Friday the 13th
Unlike the film series of the same title of the 1980s, this film is not a horror or mystery but does have suspense. This 1933 film is an excellent dramatic portmanteau.
The film starts when a bus crashes at a second to midnight on Friday 13th. Big Ben's hands roll backwards and we begin learning about the lives of each passenger and how they came to
be on the bus. The interwoven stories are moving, funny and dramatically retold by a glittering cast. Jessie plays 'Millie' a variety girl. Jessie is given the opportunity to show off her legs but
her brief moments dancing lack the pirouettes or elegant high kicks that became her trademark under the (soon to be her) choreographer Buddy Bradley. However, as a chorus girl Millie
had little opportunity to be a dancing divinity as Jessie Matthews was in real life. Rather than musical comedy, Millie's story is a slice of life concerning the difficult relationship with her fiancÚ Horrace who wants Millie to give up her stage career when they marry. They argue. Horrace fails to meet Millie after work and with the intention of meeting up with a variety agent for supper, Millie boards the bus. Horrace is beautifully played by Sir Ralph Richardson who found Jessie "delightful" to work with.
Jessie's husband, Sonnie Hale has a small supporting part in the film as the conductor for the theatrical company in Millie's story. This was the first time that Sonnie and Jessie had worked
with each other. Of the other stars in the cast, most notable is Max Miller, the king of comedy. Miller plays Joe, a villain. Here we see some cheeky spirit but little of the stage
bawdiness Miller was known for at that time. Other noteworthy performances are given by Martita Hunt as Agnes Lightfoot, and Edmund Gwen as Mr Wakefield. The screen adaptation has

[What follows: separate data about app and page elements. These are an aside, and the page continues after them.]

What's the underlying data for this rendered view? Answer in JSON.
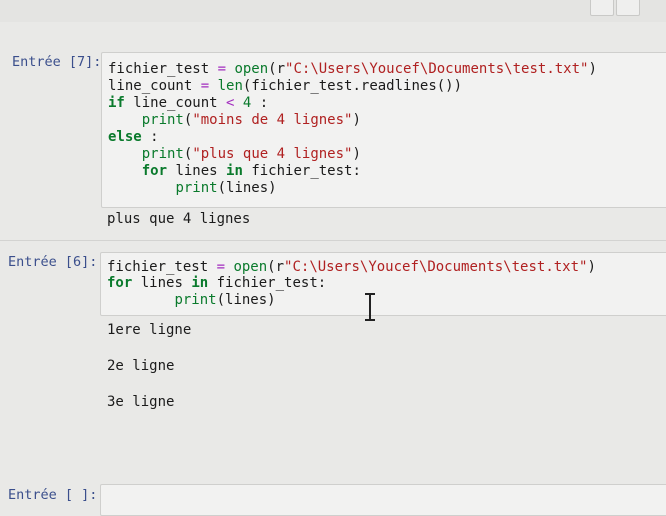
{
  "cells": [
    {
      "prompt": "Entrée [7]:",
      "code_tokens": [
        [
          [
            "name",
            "fichier_test "
          ],
          [
            "op",
            "="
          ],
          [
            "name",
            " "
          ],
          [
            "bi",
            "open"
          ],
          [
            "name",
            "(r"
          ],
          [
            "str",
            "\"C:\\Users\\Youcef\\Documents\\test.txt\""
          ],
          [
            "name",
            ")"
          ]
        ],
        [
          [
            "name",
            "line_count "
          ],
          [
            "op",
            "="
          ],
          [
            "name",
            " "
          ],
          [
            "bi",
            "len"
          ],
          [
            "name",
            "(fichier_test.readlines())"
          ]
        ],
        [
          [
            "kw",
            "if"
          ],
          [
            "name",
            " line_count "
          ],
          [
            "op",
            "<"
          ],
          [
            "name",
            " "
          ],
          [
            "num",
            "4"
          ],
          [
            "name",
            " :"
          ]
        ],
        [
          [
            "name",
            "    "
          ],
          [
            "bi",
            "print"
          ],
          [
            "name",
            "("
          ],
          [
            "str",
            "\"moins de 4 lignes\""
          ],
          [
            "name",
            ")"
          ]
        ],
        [
          [
            "kw",
            "else"
          ],
          [
            "name",
            " :"
          ]
        ],
        [
          [
            "name",
            "    "
          ],
          [
            "bi",
            "print"
          ],
          [
            "name",
            "("
          ],
          [
            "str",
            "\"plus que 4 lignes\""
          ],
          [
            "name",
            ")"
          ]
        ],
        [
          [
            "name",
            "    "
          ],
          [
            "kw",
            "for"
          ],
          [
            "name",
            " lines "
          ],
          [
            "kw",
            "in"
          ],
          [
            "name",
            " fichier_test:"
          ]
        ],
        [
          [
            "name",
            "        "
          ],
          [
            "bi",
            "print"
          ],
          [
            "name",
            "(lines)"
          ]
        ]
      ],
      "output": [
        "plus que 4 lignes"
      ]
    },
    {
      "prompt": "Entrée [6]:",
      "code_tokens": [
        [
          [
            "name",
            "fichier_test "
          ],
          [
            "op",
            "="
          ],
          [
            "name",
            " "
          ],
          [
            "bi",
            "open"
          ],
          [
            "name",
            "(r"
          ],
          [
            "str",
            "\"C:\\Users\\Youcef\\Documents\\test.txt\""
          ],
          [
            "name",
            ")"
          ]
        ],
        [
          [
            "kw",
            "for"
          ],
          [
            "name",
            " lines "
          ],
          [
            "kw",
            "in"
          ],
          [
            "name",
            " fichier_test:"
          ]
        ],
        [
          [
            "name",
            "        "
          ],
          [
            "bi",
            "print"
          ],
          [
            "name",
            "(lines)"
          ]
        ]
      ],
      "output": [
        "1ere ligne",
        "2e ligne",
        "3e ligne"
      ]
    },
    {
      "prompt": "Entrée [ ]:",
      "code_tokens": [],
      "output": []
    }
  ],
  "icons": {
    "toolbar_button_1": "toolbar-button-icon",
    "toolbar_button_2": "toolbar-button-icon",
    "cursor": "text-cursor-icon"
  },
  "colors": {
    "keyword": "#0a7a2c",
    "string": "#b02121",
    "operator": "#a32dbf",
    "prompt": "#3b4f8c"
  }
}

pace and infuses a slight sense of foreboding to connect the stories . What happens to each character, and what follows on from the crash, we have to wait until near the end of the film to find out.

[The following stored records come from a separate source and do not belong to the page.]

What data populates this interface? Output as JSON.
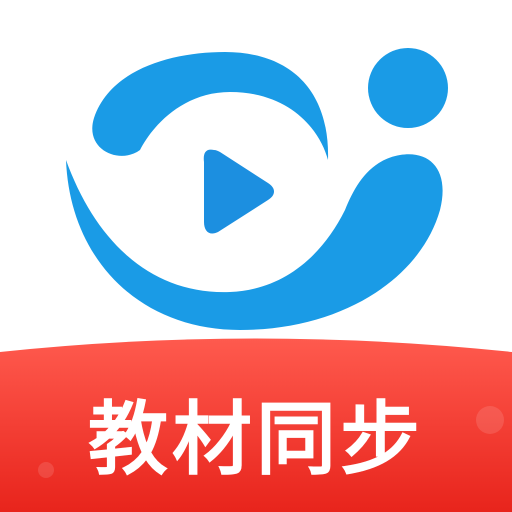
{
  "app_icon": {
    "banner_text": "教材同步",
    "colors": {
      "logo_blue": "#1a9be6",
      "play_blue": "#1c8fe0",
      "banner_red_top": "#ff5a4e",
      "banner_red_bottom": "#e8241c",
      "banner_text": "#ffffff",
      "background": "#ffffff"
    },
    "icons": [
      "play-icon",
      "swirl-logo",
      "head-dot"
    ]
  }
}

Victor Saville directed Jessie with great flair and professionalism. There was mutual admiration of talent from Star and Director, Saville remarking in his autobiography that Jessie
Matthews was known as 'one take Jessie' on set as she always got it right in the first take. With Saville's craft and clever screenplay by Sidney Gilliat and George Moresby-White, the plot
unwinds flawlessly. The outcome of the accident provides closure and befitting endings for each of the stories. Wisely there is no slush, pushing of buttons, intellectual fašade or sermon here, just 97 minutes of life's dramas and a little comic relief.
"Friday the 13th" was not a chart topper but it was more successful in the USA than it was in the UK. It likely paved the way for Jessie's enormous successes of her next films on both sides of the Atlantic and unsuccessful attempts by major film figures e.g. Fred Astaire to secure Jessie to work with them in Hollywood.
More information about the film including full synopsis (and spoilers) can be found at the British Film Institutes' "Screen Online" website.